Foreign Secretary attends Foreign Affairs Council
- Foreign & Commonwealth Office and The Rt Hon William Hague
- Part of:
- Peace and stability in the Middle East and North Africa
- 12 April 2011
This was published under the 2010 to 2015 Conservative and Liberal Democrat coalition government
Foreign Secretary William Hague said the EU policies towards the Middle East and North Africa should be "bold and ambitious" ahead of the Foreign Affairs Council meeting.
Speaking on arrival in Luxembourg the Foreign Secretary said:
“Well this meeting is at a very important time of course in the development of European policy towards the Middle East and North Africa. The United Kingdom believes that it’s very important for our policies to be bold and ambitious, for Europe to be a magnet for positive change, for the countries on our, in our Southern neighbourhood and we want to discuss more of the detail of that today.
The events in the Middle East are the most important events so far in the Twenty First Century in the, in the world. And it is very important that the response of Europe is commensurate with the scale and historic nature of those events.
Today I’m also looking forward to briefing my colleagues on the arrangements for the Contact Group meeting on Libya in Doha tomorrow.
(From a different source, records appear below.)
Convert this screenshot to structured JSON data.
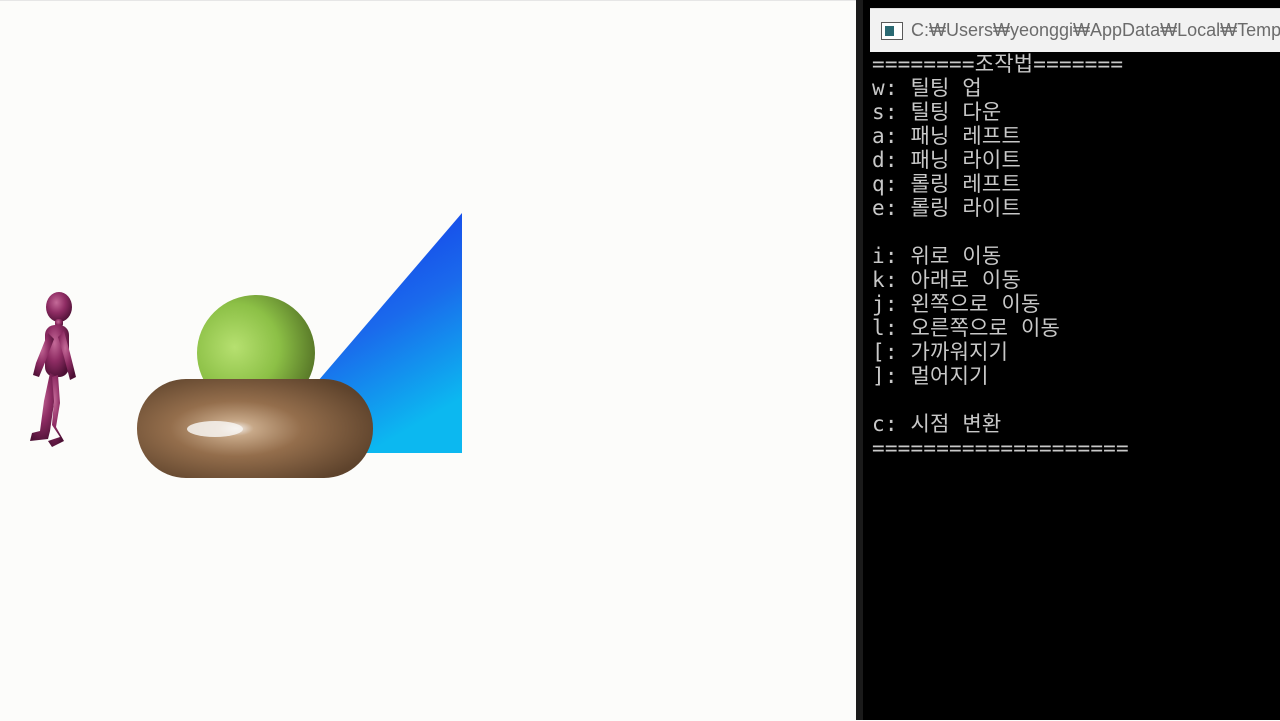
{
  "console_window": {
    "title": "C:₩Users₩yeonggi₩AppData₩Local₩Temp₩B",
    "icon": "console-app-icon",
    "lines": [
      "========조작법=======",
      "w: 틸팅 업",
      "s: 틸팅 다운",
      "a: 패닝 레프트",
      "d: 패닝 라이트",
      "q: 롤링 레프트",
      "e: 롤링 라이트",
      "",
      "i: 위로 이동",
      "k: 아래로 이동",
      "j: 왼쪽으로 이동",
      "l: 오른쪽으로 이동",
      "[: 가까워지기",
      "]: 멀어지기",
      "",
      "c: 시점 변환",
      "===================="
    ]
  },
  "scene": {
    "background": "#fcfcfa",
    "figure_color": "#8e2c63",
    "sphere_color": "#8fc24a",
    "torus_color": "#8a6a4a",
    "cone_colors": [
      "#1436e6",
      "#10b4ee"
    ]
  }
}
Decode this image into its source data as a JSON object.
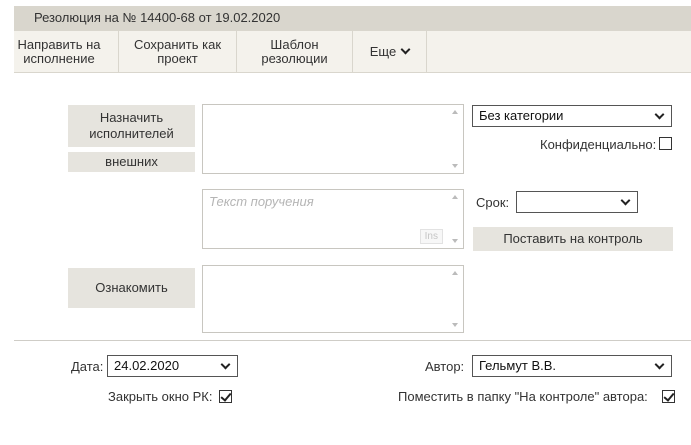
{
  "title": "Резолюция на № 14400-68 от 19.02.2020",
  "toolbar": {
    "send_label": "Направить на\nисполнение",
    "save_draft_label": "Сохранить как\nпроект",
    "template_label": "Шаблон\nрезолюции",
    "more_label": "Еще"
  },
  "assign": {
    "button_label": "Назначить\nисполнителей",
    "external_label": "внешних"
  },
  "category": {
    "value": "Без категории"
  },
  "confidential_label": "Конфиденциально:",
  "confidential_checked": false,
  "task": {
    "placeholder": "Текст поручения",
    "ins_label": "Ins"
  },
  "deadline": {
    "label": "Срок:",
    "value": ""
  },
  "control_button_label": "Поставить на контроль",
  "familiarize_label": "Ознакомить",
  "footer": {
    "date_label": "Дата:",
    "date_value": "24.02.2020",
    "author_label": "Автор:",
    "author_value": "Гельмут В.В.",
    "close_label": "Закрыть окно РК:",
    "close_checked": true,
    "folder_label": "Поместить в папку \"На контроле\" автора:",
    "folder_checked": true
  },
  "icons": [
    "chevron-down-icon",
    "scroll-up-icon",
    "scroll-down-icon",
    "checkmark-icon"
  ]
}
I hope that Contact Group meeting will show a further strengthening of the international coalition on Libya. We of course will also look at further humanitarian aid that can be given to the people of Libya and I believe we will also be very clear that any viable future for Libya involves the departure of Colonel Gaddafi.
Also today it is important to note that we have agreed sanctions, restrictive measures on Iran because of the appalling human rights record of Iran. Iran seems to have believed that with all the change happening in the Middle East that they can get away with an even worse human rights situation in their country: the imprisonment of opposition leaders, the detention of more journalists than any other country in the world, the excessive use of the death penalty, often on vague charges. And the European Union is agreeing today restrictive measures on thirty two individuals in Iran we believe are responsible and instrumental in those policies.
We’re also agreeing on the renewal of a strong sanctions regime on Burma, another country which has an appalling human rights record and I’m pleased that the European Union has fully recognised that in our deliberations as well.”
Published: 12 April 2011